## WHAT THE EXERCISE ASKS
The listing below has to be output exactly as given, less its pictures.

## DATA SHOWN
>>>>

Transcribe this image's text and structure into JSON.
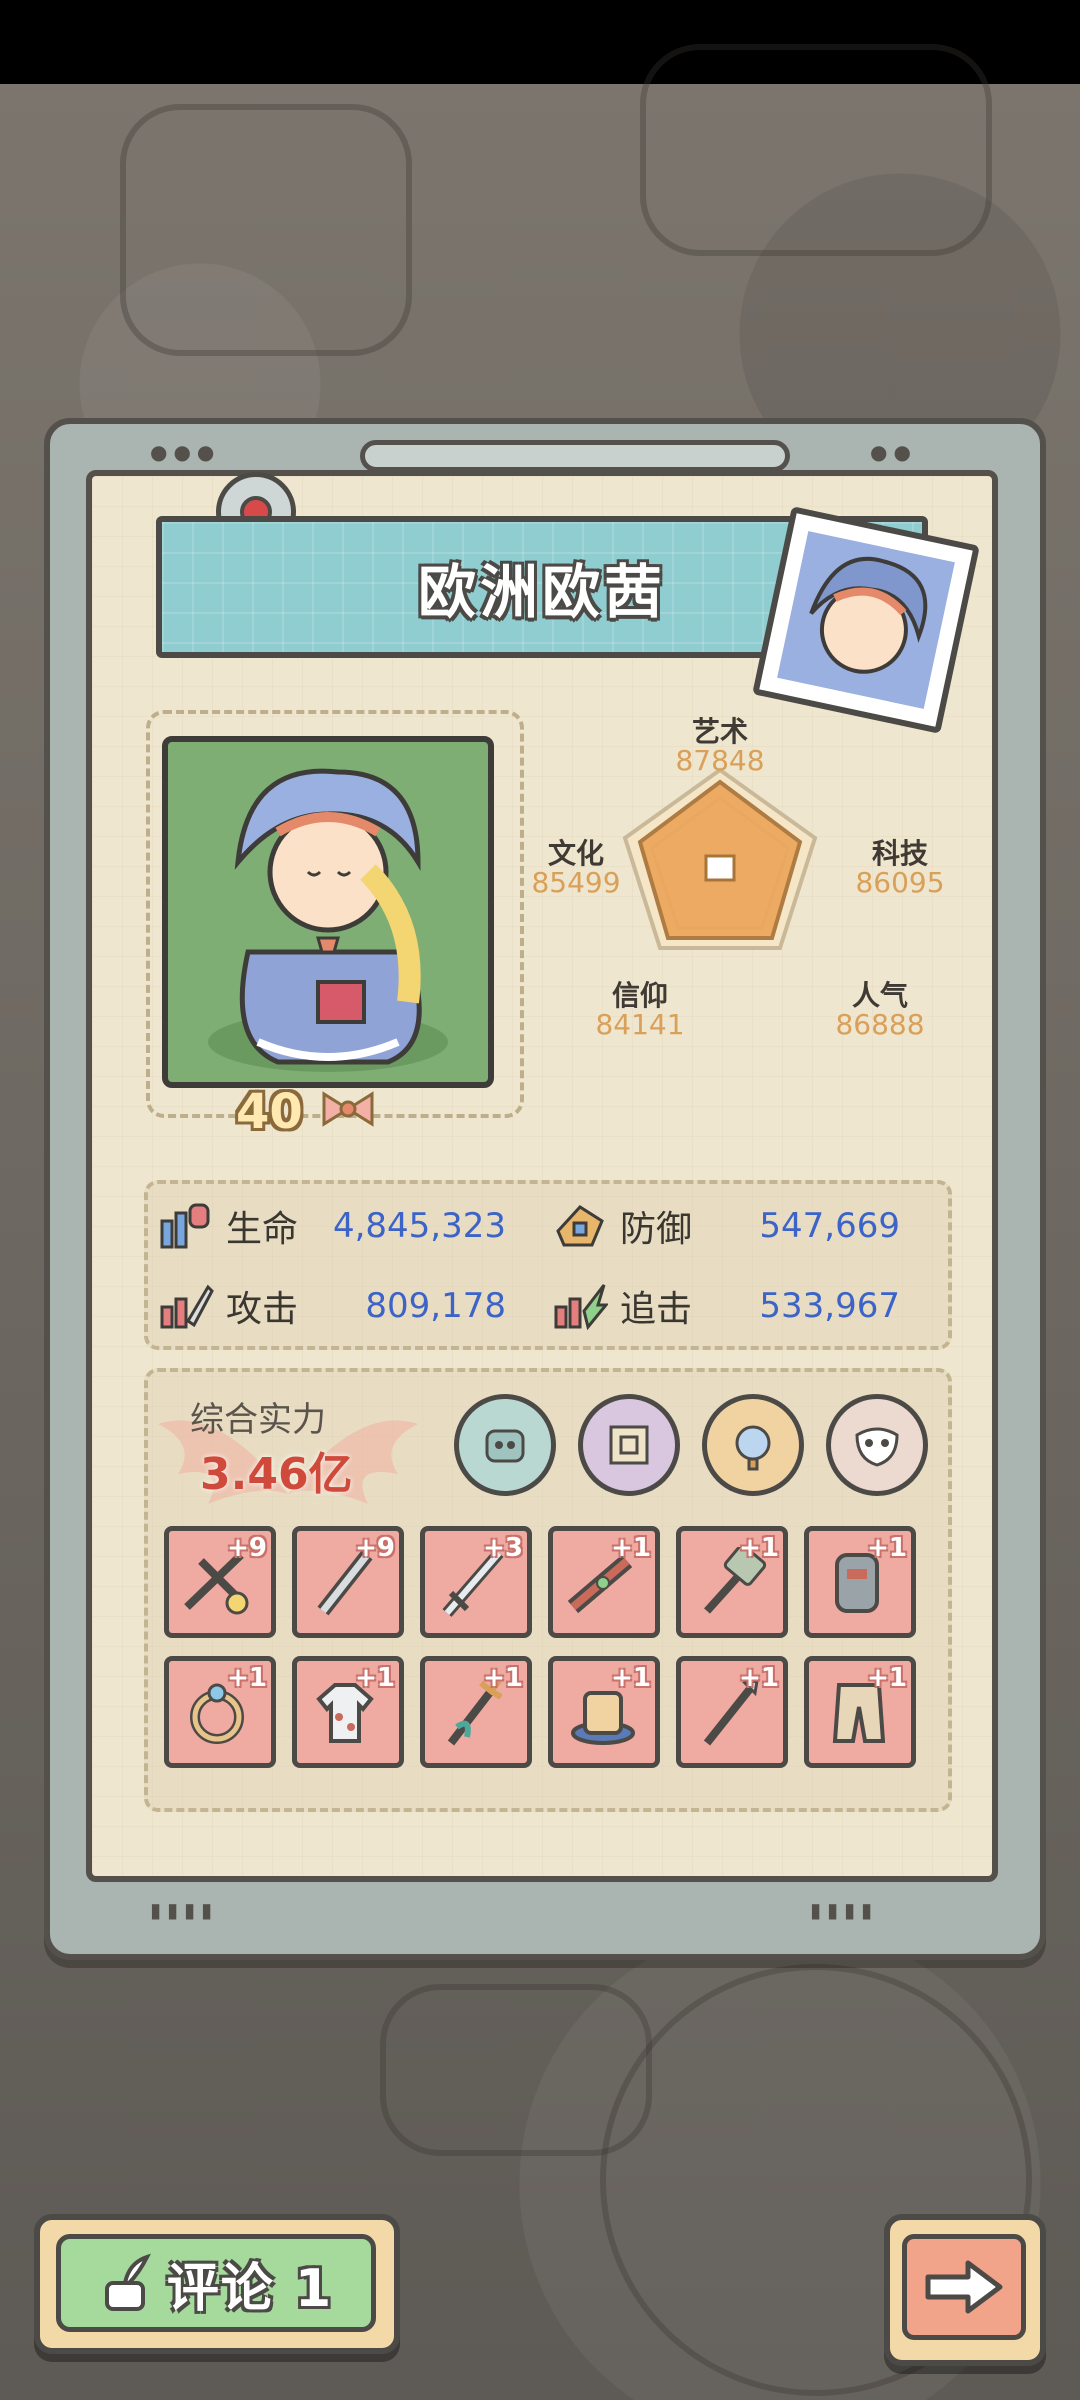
{
  "character": {
    "name": "欧洲欧茜",
    "level": "40"
  },
  "attributes": [
    {
      "label": "艺术",
      "value": "87848"
    },
    {
      "label": "科技",
      "value": "86095"
    },
    {
      "label": "人气",
      "value": "86888"
    },
    {
      "label": "信仰",
      "value": "84141"
    },
    {
      "label": "文化",
      "value": "85499"
    }
  ],
  "stats": [
    {
      "label": "生命",
      "value": "4,845,323",
      "icon": "health-icon"
    },
    {
      "label": "防御",
      "value": "547,669",
      "icon": "defense-icon"
    },
    {
      "label": "攻击",
      "value": "809,178",
      "icon": "attack-icon"
    },
    {
      "label": "追击",
      "value": "533,967",
      "icon": "pursuit-icon"
    }
  ],
  "power": {
    "label": "综合实力",
    "value": "3.46亿"
  },
  "partners": [
    "robot-partner-icon",
    "map-partner-icon",
    "mirror-partner-icon",
    "mask-partner-icon"
  ],
  "equipment": [
    {
      "level": "+9",
      "icon": "crossbow-icon"
    },
    {
      "level": "+9",
      "icon": "dagger-icon"
    },
    {
      "level": "+3",
      "icon": "sword-icon"
    },
    {
      "level": "+1",
      "icon": "gun-icon"
    },
    {
      "level": "+1",
      "icon": "hammer-icon"
    },
    {
      "level": "+1",
      "icon": "armor-icon"
    },
    {
      "level": "+1",
      "icon": "ring-icon"
    },
    {
      "level": "+1",
      "icon": "shirt-icon"
    },
    {
      "level": "+1",
      "icon": "trident-icon"
    },
    {
      "level": "+1",
      "icon": "hat-icon"
    },
    {
      "level": "+1",
      "icon": "spear-icon"
    },
    {
      "level": "+1",
      "icon": "pants-icon"
    }
  ],
  "buttons": {
    "comment_label": "评论 1",
    "next_icon": "arrow-right-icon"
  },
  "colors": {
    "panel": "#efe6cf",
    "title_bar": "#8fcdd0",
    "stat_value": "#3c63c8",
    "attr_value": "#d9a05a",
    "power_value": "#cf4a3a",
    "equip_bg": "#efaaa2"
  }
}
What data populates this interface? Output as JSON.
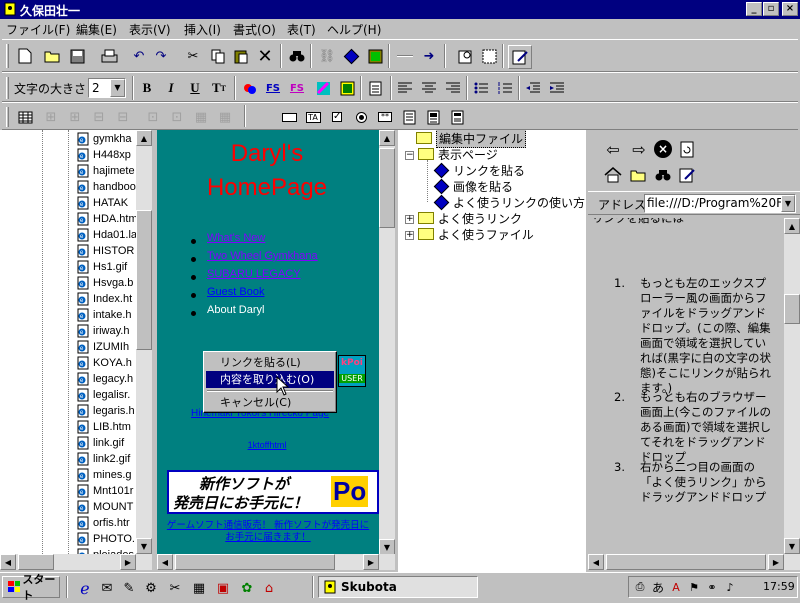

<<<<

## YOUR SOLUTION
Transcribe this image's text and structure into JSON.
{
  "character": {
    "name": "欧洲欧茜",
    "level": "40"
  },
  "attributes": [
    {
      "label": "艺术",
      "value": "87848"
    },
    {
      "label": "科技",
      "value": "86095"
    },
    {
      "label": "人气",
      "value": "86888"
    },
    {
      "label": "信仰",
      "value": "84141"
    },
    {
      "label": "文化",
      "value": "85499"
    }
  ],
  "stats": [
    {
      "label": "生命",
      "value": "4,845,323",
      "icon": "health-icon"
    },
    {
      "label": "防御",
      "value": "547,669",
      "icon": "defense-icon"
    },
    {
      "label": "攻击",
      "value": "809,178",
      "icon": "attack-icon"
    },
    {
      "label": "追击",
      "value": "533,967",
      "icon": "pursuit-icon"
    }
  ],
  "power": {
    "label": "综合实力",
    "value": "3.46亿"
  },
  "partners": [
    "robot-partner-icon",
    "map-partner-icon",
    "mirror-partner-icon",
    "mask-partner-icon"
  ],
  "equipment": [
    {
      "level": "+9",
      "icon": "crossbow-icon"
    },
    {
      "level": "+9",
      "icon": "dagger-icon"
    },
    {
      "level": "+3",
      "icon": "sword-icon"
    },
    {
      "level": "+1",
      "icon": "gun-icon"
    },
    {
      "level": "+1",
      "icon": "hammer-icon"
    },
    {
      "level": "+1",
      "icon": "armor-icon"
    },
    {
      "level": "+1",
      "icon": "ring-icon"
    },
    {
      "level": "+1",
      "icon": "shirt-icon"
    },
    {
      "level": "+1",
      "icon": "trident-icon"
    },
    {
      "level": "+1",
      "icon": "hat-icon"
    },
    {
      "level": "+1",
      "icon": "spear-icon"
    },
    {
      "level": "+1",
      "icon": "pants-icon"
    }
  ],
  "buttons": {
    "comment_label": "评论 1",
    "next_icon": "arrow-right-icon"
  },
  "colors": {
    "panel": "#efe6cf",
    "title_bar": "#8fcdd0",
    "stat_value": "#3c63c8",
    "attr_value": "#d9a05a",
    "power_value": "#cf4a3a",
    "equip_bg": "#efaaa2"
  }
}
What data populates this interface? Output as JSON.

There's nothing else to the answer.